Information:
* * *

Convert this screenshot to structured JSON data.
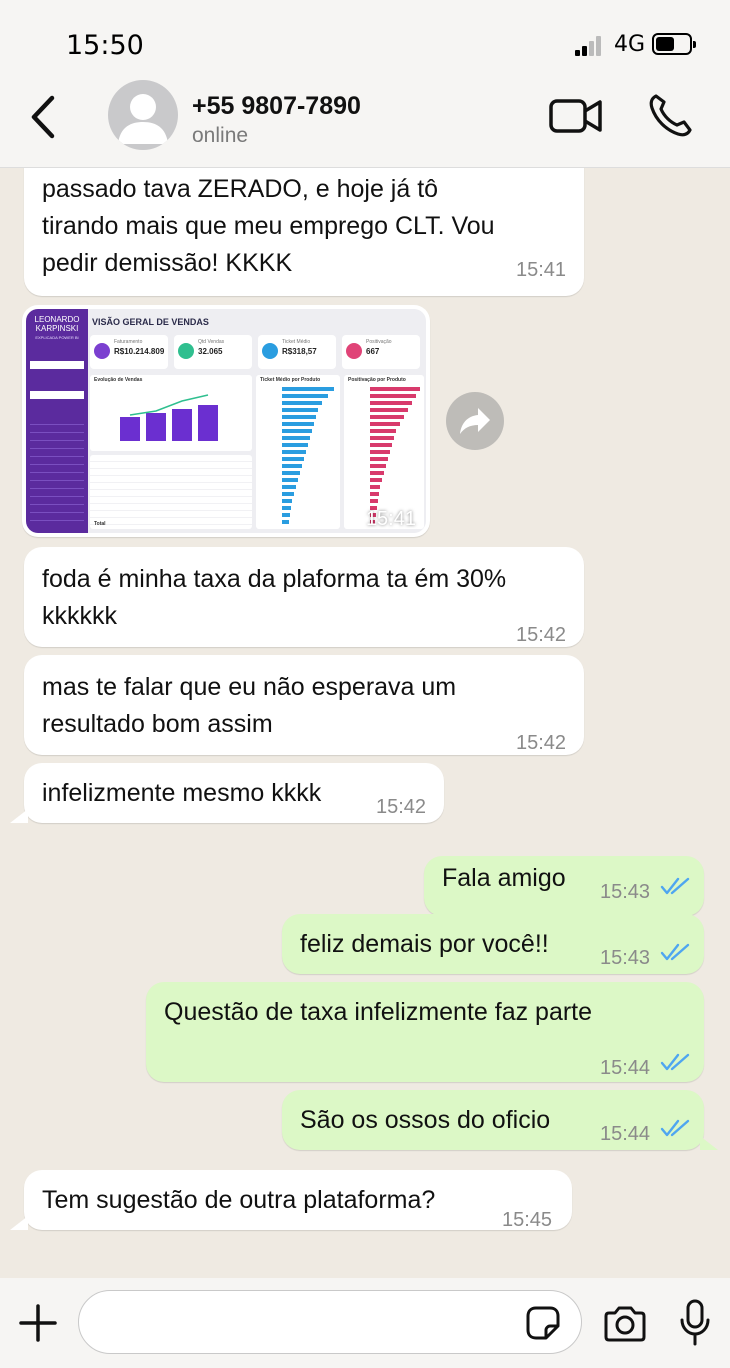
{
  "status_bar": {
    "time": "15:50",
    "network": "4G",
    "battery_level": 0.55
  },
  "header": {
    "contact_name": "+55 9807-7890",
    "contact_status": "online",
    "icons": [
      "back-icon",
      "avatar-placeholder-icon",
      "video-call-icon",
      "phone-icon"
    ]
  },
  "messages": [
    {
      "side": "in",
      "lines": [
        "passado tava ZERADO, e hoje já tô",
        "tirando mais que meu emprego CLT. Vou",
        "pedir demissão! KKKK"
      ],
      "time": "15:41"
    },
    {
      "side": "in",
      "type": "image",
      "time": "15:41",
      "image": {
        "brand": "LEONARDO KARPINSKI",
        "brand_sub": "EXPLICADA POWER BI",
        "title": "VISÃO GERAL DE VENDAS",
        "kpis": [
          {
            "label": "Faturamento",
            "value": "R$10.214.809",
            "color": "#7b3fd0"
          },
          {
            "label": "Qtd Vendas",
            "value": "32.065",
            "color": "#2fbf8f"
          },
          {
            "label": "Ticket Médio",
            "value": "R$318,57",
            "color": "#2a9de0"
          },
          {
            "label": "Positivação",
            "value": "667",
            "color": "#e04377"
          }
        ],
        "panels": {
          "evolution": "Evolução de Vendas",
          "ticket": "Ticket Médio por Produto",
          "positivation": "Positivação por Produto"
        },
        "table_total": "Total"
      }
    },
    {
      "side": "in",
      "lines": [
        "foda é minha taxa da plaforma ta ém 30%",
        "kkkkkk"
      ],
      "time": "15:42"
    },
    {
      "side": "in",
      "lines": [
        "mas te falar que eu não esperava um",
        "resultado bom assim"
      ],
      "time": "15:42"
    },
    {
      "side": "in",
      "lines": [
        "infelizmente mesmo kkkk"
      ],
      "time": "15:42"
    },
    {
      "side": "out",
      "lines": [
        "Fala amigo"
      ],
      "time": "15:43",
      "read": true
    },
    {
      "side": "out",
      "lines": [
        "feliz demais por você!!"
      ],
      "time": "15:43",
      "read": true
    },
    {
      "side": "out",
      "lines": [
        "Questão de taxa infelizmente faz parte"
      ],
      "time": "15:44",
      "read": true
    },
    {
      "side": "out",
      "lines": [
        "São os ossos do oficio"
      ],
      "time": "15:44",
      "read": true
    },
    {
      "side": "in",
      "lines": [
        "Tem sugestão de outra plataforma?"
      ],
      "time": "15:45"
    }
  ],
  "input_bar": {
    "placeholder": "",
    "icons": [
      "plus-icon",
      "sticker-icon",
      "camera-icon",
      "microphone-icon"
    ]
  },
  "colors": {
    "outgoing_bubble": "#dcf8c6",
    "incoming_bubble": "#ffffff",
    "read_ticks": "#4fa6f0",
    "chat_background": "#efeae2"
  }
}
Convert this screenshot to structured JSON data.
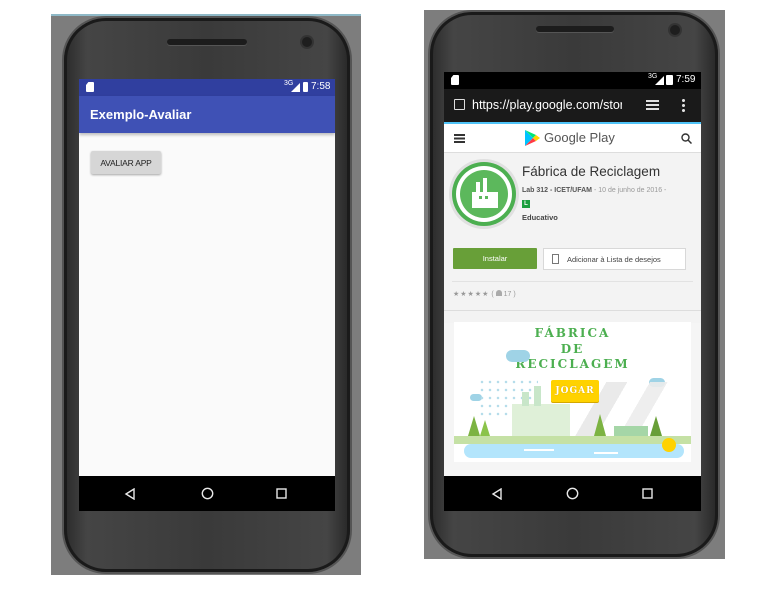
{
  "left_phone": {
    "status_bar": {
      "signal": "3G",
      "time": "7:58"
    },
    "app_bar": {
      "title": "Exemplo-Avaliar",
      "color": "#3f51b5"
    },
    "button": {
      "label": "AVALIAR APP"
    }
  },
  "right_phone": {
    "status_bar": {
      "signal": "3G",
      "time": "7:59"
    },
    "browser": {
      "url": "https://play.google.com/stor"
    },
    "play_header": {
      "brand": "Google Play"
    },
    "app": {
      "name": "Fábrica de Reciclagem",
      "developer": "Lab 312 - ICET/UFAM",
      "date": "- 10 de junho de 2016 -",
      "rating_badge": "L",
      "category": "Educativo",
      "install_label": "Instalar",
      "wishlist_label": "Adicionar à Lista de desejos",
      "stars": "★★★★★",
      "reviews": "17"
    },
    "banner": {
      "line1": "FÁBRICA",
      "line2": "DE",
      "line3": "RECICLAGEM",
      "play_label": "JOGAR"
    },
    "colors": {
      "install": "#689f38",
      "banner_title": "#4caf50"
    }
  }
}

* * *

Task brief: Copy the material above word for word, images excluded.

Answer:
Convert this screenshot to structured JSON data.
{
  "status_bar": {
    "time": "15:50",
    "network": "4G",
    "battery_level": 0.55
  },
  "header": {
    "contact_name": "+55 9807-7890",
    "contact_status": "online",
    "icons": [
      "back-icon",
      "avatar-placeholder-icon",
      "video-call-icon",
      "phone-icon"
    ]
  },
  "messages": [
    {
      "side": "in",
      "lines": [
        "passado tava ZERADO, e hoje já tô",
        "tirando mais que meu emprego CLT. Vou",
        "pedir demissão! KKKK"
      ],
      "time": "15:41"
    },
    {
      "side": "in",
      "type": "image",
      "time": "15:41",
      "image": {
        "brand": "LEONARDO KARPINSKI",
        "brand_sub": "EXPLICADA POWER BI",
        "title": "VISÃO GERAL DE VENDAS",
        "kpis": [
          {
            "label": "Faturamento",
            "value": "R$10.214.809",
            "color": "#7b3fd0"
          },
          {
            "label": "Qtd Vendas",
            "value": "32.065",
            "color": "#2fbf8f"
          },
          {
            "label": "Ticket Médio",
            "value": "R$318,57",
            "color": "#2a9de0"
          },
          {
            "label": "Positivação",
            "value": "667",
            "color": "#e04377"
          }
        ],
        "panels": {
          "evolution": "Evolução de Vendas",
          "ticket": "Ticket Médio por Produto",
          "positivation": "Positivação por Produto"
        },
        "table_total": "Total"
      }
    },
    {
      "side": "in",
      "lines": [
        "foda é minha taxa da plaforma ta ém 30%",
        "kkkkkk"
      ],
      "time": "15:42"
    },
    {
      "side": "in",
      "lines": [
        "mas te falar que eu não esperava um",
        "resultado bom assim"
      ],
      "time": "15:42"
    },
    {
      "side": "in",
      "lines": [
        "infelizmente mesmo kkkk"
      ],
      "time": "15:42"
    },
    {
      "side": "out",
      "lines": [
        "Fala amigo"
      ],
      "time": "15:43",
      "read": true
    },
    {
      "side": "out",
      "lines": [
        "feliz demais por você!!"
      ],
      "time": "15:43",
      "read": true
    },
    {
      "side": "out",
      "lines": [
        "Questão de taxa infelizmente faz parte"
      ],
      "time": "15:44",
      "read": true
    },
    {
      "side": "out",
      "lines": [
        "São os ossos do oficio"
      ],
      "time": "15:44",
      "read": true
    },
    {
      "side": "in",
      "lines": [
        "Tem sugestão de outra plataforma?"
      ],
      "time": "15:45"
    }
  ],
  "input_bar": {
    "placeholder": "",
    "icons": [
      "plus-icon",
      "sticker-icon",
      "camera-icon",
      "microphone-icon"
    ]
  },
  "colors": {
    "outgoing_bubble": "#dcf8c6",
    "incoming_bubble": "#ffffff",
    "read_ticks": "#4fa6f0",
    "chat_background": "#efeae2"
  }
}
Convert this screenshot to structured JSON data.
{
  "left_phone": {
    "status_bar": {
      "signal": "3G",
      "time": "7:58"
    },
    "app_bar": {
      "title": "Exemplo-Avaliar",
      "color": "#3f51b5"
    },
    "button": {
      "label": "AVALIAR APP"
    }
  },
  "right_phone": {
    "status_bar": {
      "signal": "3G",
      "time": "7:59"
    },
    "browser": {
      "url": "https://play.google.com/stor"
    },
    "play_header": {
      "brand": "Google Play"
    },
    "app": {
      "name": "Fábrica de Reciclagem",
      "developer": "Lab 312 - ICET/UFAM",
      "date": "- 10 de junho de 2016 -",
      "rating_badge": "L",
      "category": "Educativo",
      "install_label": "Instalar",
      "wishlist_label": "Adicionar à Lista de desejos",
      "stars": "★★★★★",
      "reviews": "17"
    },
    "banner": {
      "line1": "FÁBRICA",
      "line2": "DE",
      "line3": "RECICLAGEM",
      "play_label": "JOGAR"
    },
    "colors": {
      "install": "#689f38",
      "banner_title": "#4caf50"
    }
  }
}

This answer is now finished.